ACTIVITY
Some lines below hold "Digital". Pick them out and copy them.

App and web page records

===============

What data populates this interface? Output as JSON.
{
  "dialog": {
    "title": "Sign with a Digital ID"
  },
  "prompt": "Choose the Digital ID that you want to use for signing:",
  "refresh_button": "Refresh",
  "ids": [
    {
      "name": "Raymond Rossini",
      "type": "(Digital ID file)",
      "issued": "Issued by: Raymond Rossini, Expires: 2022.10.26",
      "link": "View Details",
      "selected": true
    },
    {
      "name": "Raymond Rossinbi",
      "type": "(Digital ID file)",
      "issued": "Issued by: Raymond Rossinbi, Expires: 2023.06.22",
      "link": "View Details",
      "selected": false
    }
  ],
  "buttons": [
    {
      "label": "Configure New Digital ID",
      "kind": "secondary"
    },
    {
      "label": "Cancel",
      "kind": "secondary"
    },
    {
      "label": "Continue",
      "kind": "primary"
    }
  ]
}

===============

RESPONSE TO THIS EXERCISE
    "title": "Sign with a Digital ID"
  "prompt": "Choose the Digital ID that you want to use for signing:",
      "type": "(Digital ID file)",
      "type": "(Digital ID file)",
      "label": "Configure New Digital ID",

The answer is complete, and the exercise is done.